(Data entries):
------------------------------------
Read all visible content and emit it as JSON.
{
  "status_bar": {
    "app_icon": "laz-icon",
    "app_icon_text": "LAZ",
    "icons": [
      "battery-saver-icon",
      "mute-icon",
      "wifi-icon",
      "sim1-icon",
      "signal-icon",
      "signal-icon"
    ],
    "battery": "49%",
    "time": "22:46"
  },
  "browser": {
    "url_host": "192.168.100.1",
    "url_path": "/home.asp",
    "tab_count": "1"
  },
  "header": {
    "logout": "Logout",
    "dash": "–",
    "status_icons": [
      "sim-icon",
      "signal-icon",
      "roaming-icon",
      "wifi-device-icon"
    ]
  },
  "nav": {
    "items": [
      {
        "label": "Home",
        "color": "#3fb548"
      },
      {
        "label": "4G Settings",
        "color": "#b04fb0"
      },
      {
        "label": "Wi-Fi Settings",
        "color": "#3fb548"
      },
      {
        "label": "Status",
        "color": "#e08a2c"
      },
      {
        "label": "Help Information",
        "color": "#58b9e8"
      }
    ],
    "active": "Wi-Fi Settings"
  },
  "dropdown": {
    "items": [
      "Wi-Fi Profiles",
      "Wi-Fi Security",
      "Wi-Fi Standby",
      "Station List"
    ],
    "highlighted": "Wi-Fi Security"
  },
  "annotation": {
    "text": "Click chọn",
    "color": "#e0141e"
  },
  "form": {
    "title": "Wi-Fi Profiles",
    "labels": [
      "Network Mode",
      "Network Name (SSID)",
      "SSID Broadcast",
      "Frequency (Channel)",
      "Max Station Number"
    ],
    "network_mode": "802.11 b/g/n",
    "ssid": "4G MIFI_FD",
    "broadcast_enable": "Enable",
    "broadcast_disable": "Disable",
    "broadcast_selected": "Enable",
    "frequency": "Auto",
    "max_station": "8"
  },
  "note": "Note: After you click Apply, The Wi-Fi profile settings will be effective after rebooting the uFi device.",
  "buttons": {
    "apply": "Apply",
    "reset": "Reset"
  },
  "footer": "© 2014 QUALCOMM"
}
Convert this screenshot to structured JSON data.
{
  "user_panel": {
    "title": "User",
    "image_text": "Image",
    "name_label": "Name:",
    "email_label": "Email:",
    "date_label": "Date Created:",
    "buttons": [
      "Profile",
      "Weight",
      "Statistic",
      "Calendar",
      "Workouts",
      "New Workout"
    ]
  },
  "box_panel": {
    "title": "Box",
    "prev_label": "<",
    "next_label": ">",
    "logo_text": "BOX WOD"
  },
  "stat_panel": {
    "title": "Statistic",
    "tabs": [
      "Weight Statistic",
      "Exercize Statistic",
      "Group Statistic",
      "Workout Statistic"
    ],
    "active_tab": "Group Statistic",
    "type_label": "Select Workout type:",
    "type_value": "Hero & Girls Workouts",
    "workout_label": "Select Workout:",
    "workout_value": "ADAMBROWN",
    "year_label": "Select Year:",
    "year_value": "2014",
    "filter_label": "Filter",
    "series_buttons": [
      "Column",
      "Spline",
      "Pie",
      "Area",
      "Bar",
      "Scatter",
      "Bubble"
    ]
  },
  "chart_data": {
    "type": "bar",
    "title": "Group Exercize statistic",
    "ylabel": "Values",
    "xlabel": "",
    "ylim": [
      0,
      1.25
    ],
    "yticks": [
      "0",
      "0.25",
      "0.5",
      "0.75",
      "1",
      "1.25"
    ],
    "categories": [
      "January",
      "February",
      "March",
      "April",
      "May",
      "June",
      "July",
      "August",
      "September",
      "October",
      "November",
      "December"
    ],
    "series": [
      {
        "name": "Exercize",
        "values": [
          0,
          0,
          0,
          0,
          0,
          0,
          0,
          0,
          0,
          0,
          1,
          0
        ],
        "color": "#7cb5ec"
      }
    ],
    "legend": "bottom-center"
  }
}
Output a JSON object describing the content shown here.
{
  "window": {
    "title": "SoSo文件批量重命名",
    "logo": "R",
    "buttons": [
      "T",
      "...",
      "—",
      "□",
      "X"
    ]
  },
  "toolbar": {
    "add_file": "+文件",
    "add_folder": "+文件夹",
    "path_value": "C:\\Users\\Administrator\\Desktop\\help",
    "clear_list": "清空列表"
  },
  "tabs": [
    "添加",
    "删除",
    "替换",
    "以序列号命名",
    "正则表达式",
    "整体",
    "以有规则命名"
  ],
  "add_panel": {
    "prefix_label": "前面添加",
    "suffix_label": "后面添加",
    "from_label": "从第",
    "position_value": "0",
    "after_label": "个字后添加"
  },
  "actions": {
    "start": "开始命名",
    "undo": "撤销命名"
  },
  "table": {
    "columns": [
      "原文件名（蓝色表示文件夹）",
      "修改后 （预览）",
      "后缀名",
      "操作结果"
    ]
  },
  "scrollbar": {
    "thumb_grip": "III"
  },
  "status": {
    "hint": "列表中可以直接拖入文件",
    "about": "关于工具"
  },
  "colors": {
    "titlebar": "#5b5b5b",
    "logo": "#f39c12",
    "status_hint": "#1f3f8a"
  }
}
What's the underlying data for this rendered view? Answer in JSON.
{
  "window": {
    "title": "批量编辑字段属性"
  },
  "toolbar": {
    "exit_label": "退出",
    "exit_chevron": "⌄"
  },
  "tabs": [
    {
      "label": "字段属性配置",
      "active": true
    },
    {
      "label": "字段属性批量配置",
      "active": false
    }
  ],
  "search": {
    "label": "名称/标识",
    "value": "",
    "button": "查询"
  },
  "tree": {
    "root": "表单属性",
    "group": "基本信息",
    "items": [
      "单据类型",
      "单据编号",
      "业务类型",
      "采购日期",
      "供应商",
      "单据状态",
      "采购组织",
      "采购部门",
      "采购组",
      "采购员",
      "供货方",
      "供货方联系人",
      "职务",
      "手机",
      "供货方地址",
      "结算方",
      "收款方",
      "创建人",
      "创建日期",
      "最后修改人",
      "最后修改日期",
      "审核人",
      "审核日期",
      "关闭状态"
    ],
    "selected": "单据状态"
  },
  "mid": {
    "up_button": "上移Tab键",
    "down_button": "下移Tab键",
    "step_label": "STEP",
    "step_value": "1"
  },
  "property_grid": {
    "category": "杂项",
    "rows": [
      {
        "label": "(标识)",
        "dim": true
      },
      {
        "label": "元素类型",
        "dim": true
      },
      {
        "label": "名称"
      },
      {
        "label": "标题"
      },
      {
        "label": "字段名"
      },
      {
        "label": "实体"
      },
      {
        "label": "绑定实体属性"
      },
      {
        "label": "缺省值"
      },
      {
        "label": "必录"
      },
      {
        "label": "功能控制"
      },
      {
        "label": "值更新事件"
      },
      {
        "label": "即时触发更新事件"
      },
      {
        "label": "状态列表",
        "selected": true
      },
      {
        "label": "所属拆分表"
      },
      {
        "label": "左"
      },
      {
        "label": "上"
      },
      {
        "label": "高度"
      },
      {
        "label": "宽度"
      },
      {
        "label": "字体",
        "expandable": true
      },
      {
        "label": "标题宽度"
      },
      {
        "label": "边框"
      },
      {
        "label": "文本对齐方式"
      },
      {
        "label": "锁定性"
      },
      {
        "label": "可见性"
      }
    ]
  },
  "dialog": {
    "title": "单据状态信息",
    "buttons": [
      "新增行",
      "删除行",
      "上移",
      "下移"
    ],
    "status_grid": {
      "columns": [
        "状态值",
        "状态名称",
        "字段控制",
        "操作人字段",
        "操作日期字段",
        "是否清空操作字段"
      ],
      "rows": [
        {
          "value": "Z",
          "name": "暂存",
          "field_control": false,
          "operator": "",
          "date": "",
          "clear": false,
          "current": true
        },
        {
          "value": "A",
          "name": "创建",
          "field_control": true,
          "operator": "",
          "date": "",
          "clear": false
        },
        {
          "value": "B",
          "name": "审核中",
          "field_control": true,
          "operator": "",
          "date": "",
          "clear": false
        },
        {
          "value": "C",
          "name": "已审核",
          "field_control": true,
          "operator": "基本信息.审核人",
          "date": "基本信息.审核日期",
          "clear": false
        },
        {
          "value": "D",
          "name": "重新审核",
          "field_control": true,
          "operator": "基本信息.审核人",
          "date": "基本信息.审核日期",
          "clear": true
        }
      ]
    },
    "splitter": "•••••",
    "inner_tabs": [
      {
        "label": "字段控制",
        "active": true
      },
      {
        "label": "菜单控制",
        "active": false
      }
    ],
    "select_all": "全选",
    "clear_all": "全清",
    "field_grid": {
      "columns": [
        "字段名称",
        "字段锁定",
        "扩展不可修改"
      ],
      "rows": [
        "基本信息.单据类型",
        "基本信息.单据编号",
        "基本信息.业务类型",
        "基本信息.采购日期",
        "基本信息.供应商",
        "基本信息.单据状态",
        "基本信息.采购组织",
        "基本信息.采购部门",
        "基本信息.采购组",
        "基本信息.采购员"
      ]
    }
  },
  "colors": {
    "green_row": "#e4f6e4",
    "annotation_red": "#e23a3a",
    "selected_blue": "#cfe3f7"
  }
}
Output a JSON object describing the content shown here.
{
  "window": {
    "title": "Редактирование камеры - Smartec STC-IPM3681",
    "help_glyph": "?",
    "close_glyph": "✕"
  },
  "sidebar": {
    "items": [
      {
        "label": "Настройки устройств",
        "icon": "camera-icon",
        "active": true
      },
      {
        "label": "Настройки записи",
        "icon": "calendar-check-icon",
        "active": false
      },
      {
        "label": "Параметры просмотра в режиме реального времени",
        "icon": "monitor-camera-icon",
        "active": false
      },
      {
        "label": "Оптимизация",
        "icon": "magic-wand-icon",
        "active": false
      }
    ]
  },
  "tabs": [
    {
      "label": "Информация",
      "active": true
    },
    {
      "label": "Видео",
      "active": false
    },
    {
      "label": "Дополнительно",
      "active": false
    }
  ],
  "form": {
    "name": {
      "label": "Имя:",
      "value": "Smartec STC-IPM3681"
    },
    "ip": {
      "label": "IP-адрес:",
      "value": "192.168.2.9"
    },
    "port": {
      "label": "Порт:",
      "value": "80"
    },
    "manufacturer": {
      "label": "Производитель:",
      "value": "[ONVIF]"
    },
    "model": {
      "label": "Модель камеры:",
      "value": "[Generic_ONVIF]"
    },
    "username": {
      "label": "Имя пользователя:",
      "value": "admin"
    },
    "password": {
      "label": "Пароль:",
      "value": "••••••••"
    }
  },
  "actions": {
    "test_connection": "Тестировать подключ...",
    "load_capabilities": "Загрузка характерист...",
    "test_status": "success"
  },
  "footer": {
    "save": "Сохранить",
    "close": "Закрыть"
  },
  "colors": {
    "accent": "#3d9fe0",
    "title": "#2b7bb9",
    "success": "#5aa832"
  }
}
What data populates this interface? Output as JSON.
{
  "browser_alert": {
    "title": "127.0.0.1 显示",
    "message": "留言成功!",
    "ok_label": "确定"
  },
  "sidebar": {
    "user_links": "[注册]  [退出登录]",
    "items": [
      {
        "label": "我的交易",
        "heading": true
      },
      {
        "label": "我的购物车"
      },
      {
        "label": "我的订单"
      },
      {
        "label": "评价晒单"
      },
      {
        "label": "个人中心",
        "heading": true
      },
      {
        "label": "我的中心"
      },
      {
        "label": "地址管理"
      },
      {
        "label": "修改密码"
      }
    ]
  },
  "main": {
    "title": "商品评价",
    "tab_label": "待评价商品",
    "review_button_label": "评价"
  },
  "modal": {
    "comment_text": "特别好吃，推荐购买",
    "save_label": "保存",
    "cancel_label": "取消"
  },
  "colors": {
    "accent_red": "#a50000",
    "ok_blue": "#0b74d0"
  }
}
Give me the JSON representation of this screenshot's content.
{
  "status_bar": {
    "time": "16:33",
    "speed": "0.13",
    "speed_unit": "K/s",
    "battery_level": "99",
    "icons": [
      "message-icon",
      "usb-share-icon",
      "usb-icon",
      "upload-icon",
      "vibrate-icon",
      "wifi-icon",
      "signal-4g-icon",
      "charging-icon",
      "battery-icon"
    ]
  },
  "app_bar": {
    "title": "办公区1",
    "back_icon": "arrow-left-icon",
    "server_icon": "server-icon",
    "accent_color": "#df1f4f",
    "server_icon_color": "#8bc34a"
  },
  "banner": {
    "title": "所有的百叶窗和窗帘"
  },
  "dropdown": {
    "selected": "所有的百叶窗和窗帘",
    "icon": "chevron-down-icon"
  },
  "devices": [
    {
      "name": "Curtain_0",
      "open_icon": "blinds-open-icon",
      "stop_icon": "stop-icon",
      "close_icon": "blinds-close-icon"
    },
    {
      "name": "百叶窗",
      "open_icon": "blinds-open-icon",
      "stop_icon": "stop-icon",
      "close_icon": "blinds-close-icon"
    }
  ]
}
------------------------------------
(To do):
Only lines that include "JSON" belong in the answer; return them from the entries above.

(Response to this task):
Read all visible content and emit it as JSON.
Convert this screenshot to structured JSON data.
Output a JSON object describing the content shown here.
What's the underlying data for this rendered view? Answer in JSON.
Output a JSON object describing the content shown here.
What data populates this interface? Output as JSON.
Give me the JSON representation of this screenshot's content.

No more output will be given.